Understanding Algo Trading- Praveen Gupta
Interview with Mr. Praveen Gupta, CEO, Symphony Fintech Solutions by Hindu Business Line.
What is algorithmic trading?
Simply put, algorithmic trading refers to the use of automation for trading in financial markets. This entails execution of a trading strategy using a computer programme (algorithm). Earlier, these strategies were executed by humans. Use of automation removes human emotion element in trading.
Algorithms are used for speedy execution of trades, faster identification of arbitrage opportunities, strategies seeking to beat return benchmarks (alpha seeking) and high frequency algorithms.
Why this confusion?
Algo trading has often been used inter-changeably with high frequency trading which is a form of algo trading, leading to confusion.
In high frequency trading (HFT), algorithms are used to interpret market signals and patterns and trades are executed and reversed within a fraction of a second, multiple times during the trading session to generate profits. Volumes are huge and the spreads fine. Hence, the HFT algorithms target the most liquid segments of the market. Speed of execution is top priority and HFT makes use of direct electronic access to markets and co-location of servers to reduce time taken to execute transactions.
How is an algo created?
The first step in the creation of an algorithm is the presence of a trading strategy. This trading strategy is then converted into a computer programme (algo) with the help of a software expert who programmes this strategy in a high-level computer language using the requisite parameters.
The programme thus created is back tested using historical data from the stock exchanges for efficacy.
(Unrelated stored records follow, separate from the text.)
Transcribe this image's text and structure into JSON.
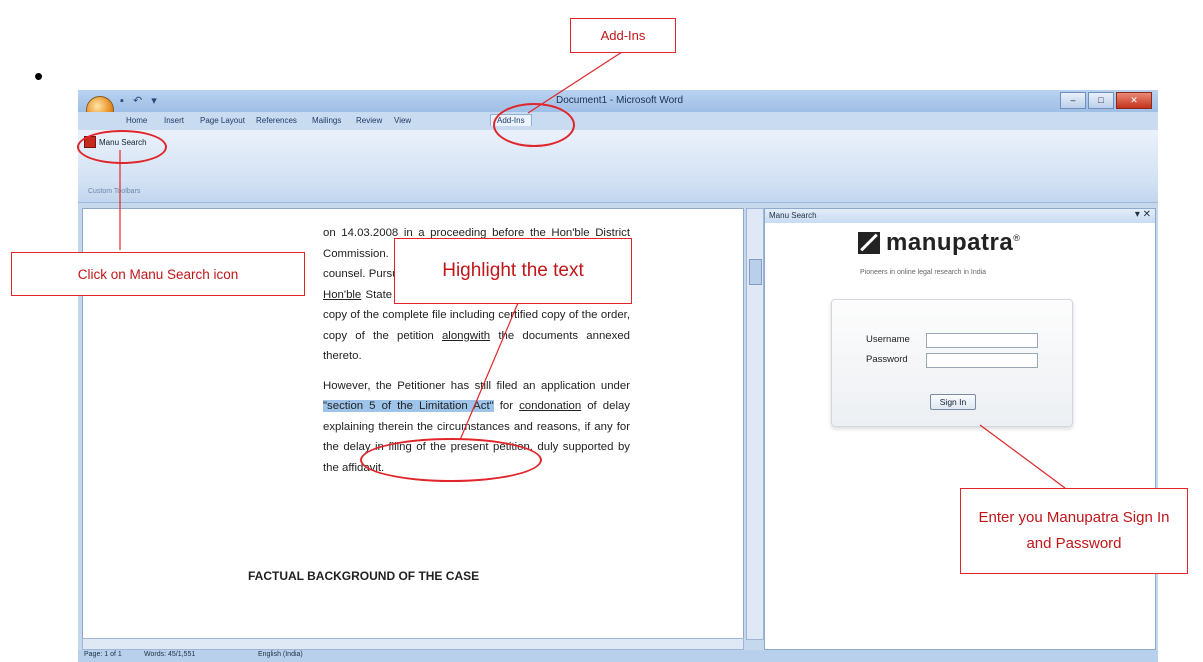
{
  "window": {
    "title": "Document1 - Microsoft Word",
    "quick_access": "▪ ↶ ▾",
    "controls": {
      "minimize": "–",
      "maximize": "□",
      "close": "✕"
    }
  },
  "ribbon": {
    "tabs": [
      "Home",
      "Insert",
      "Page Layout",
      "References",
      "Mailings",
      "Review",
      "View",
      "Add-Ins"
    ],
    "active_tab": "Add-Ins",
    "button_label": "Manu Search",
    "group_label": "Custom Toolbars"
  },
  "document": {
    "para1_a": "on 14.03.2008 in a proceeding before the Hon'ble District Commission. Institutional ... hearing copy ... Petitioner's counsel. Pursuant thereto Petitioner inspected the records at ",
    "para1_link": "Hon'ble",
    "para1_b": " State Commission and also applied for the certified copy of the complete file including certified copy of the order, copy of the petition ",
    "para1_link2": "alongwith",
    "para1_c": " the documents annexed thereto.",
    "para2_a": "However, the Petitioner has still filed an application under ",
    "para2_highlight": "\"section 5 of the Limitation Act\"",
    "para2_b": " for ",
    "para2_link": "condonation",
    "para2_c": " of delay explaining therein the circumstances and reasons, if any for the delay in filing of the present petition, duly supported by the affidavit.",
    "heading": "FACTUAL BACKGROUND OF THE CASE"
  },
  "status_bar": {
    "page": "Page: 1 of 1",
    "words": "Words: 45/1,551",
    "language": "English (India)"
  },
  "task_pane": {
    "title": "Manu Search",
    "close": "▾ ✕",
    "logo_text": "manupatra",
    "logo_reg": "®",
    "tagline": "Pioneers in online legal research in India",
    "username_label": "Username",
    "password_label": "Password",
    "signin_label": "Sign In"
  },
  "annotations": {
    "addins": "Add-Ins",
    "click_manu": "Click on Manu Search icon",
    "highlight": "Highlight the text",
    "enter_signin": "Enter you Manupatra Sign In and Password"
  },
  "colors": {
    "annotation": "#e0262a",
    "highlight": "#9fc4ea"
  }
}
After an entity commences live trading using algorithms, it takes a few weeks to stabilise the algo.
Brokers offering algo trading services have to take prior approval from stock exchanges.
How is an algorithm different from human intervention?
Every algo has two parts to it. The first is the identification of a buying or selling opportunity which entails what to buy or sell (asset class- debt, equity, currency, commodity) and when to buy or sell. The second is the execution logic which defines how the trade will be executed. That is, what would be the type of order that would be punched; at what levels would profits or losses be booked; what would be the stop-loss and at what price the stop-loss would be triggered and executed finally; and whether the orders would be sliced on entry or exit.
How are algo orders routed and where does your software fit in?
For brokers, who have their own trading application (such as Sharekhan’s Trade Tiger), our software sits between their application and the dealer terminal.
The algo trades are routed to the exchange through the broker’s application. The broker’s application consists of a data centre, order routing system, order management system and a risk management system.
For brokers who use other applications, our software routes only the algo orders to the exchange while the non-algo orders are routed through the existing trading application.
Which segment of the market are you targeting?
We are targeting active traders — those who trade anywhere between Rs. 2 crore and Rs. 10 crore worth of traded value every day. We also develop algorithms for brokers who want to make money on their proprietary book.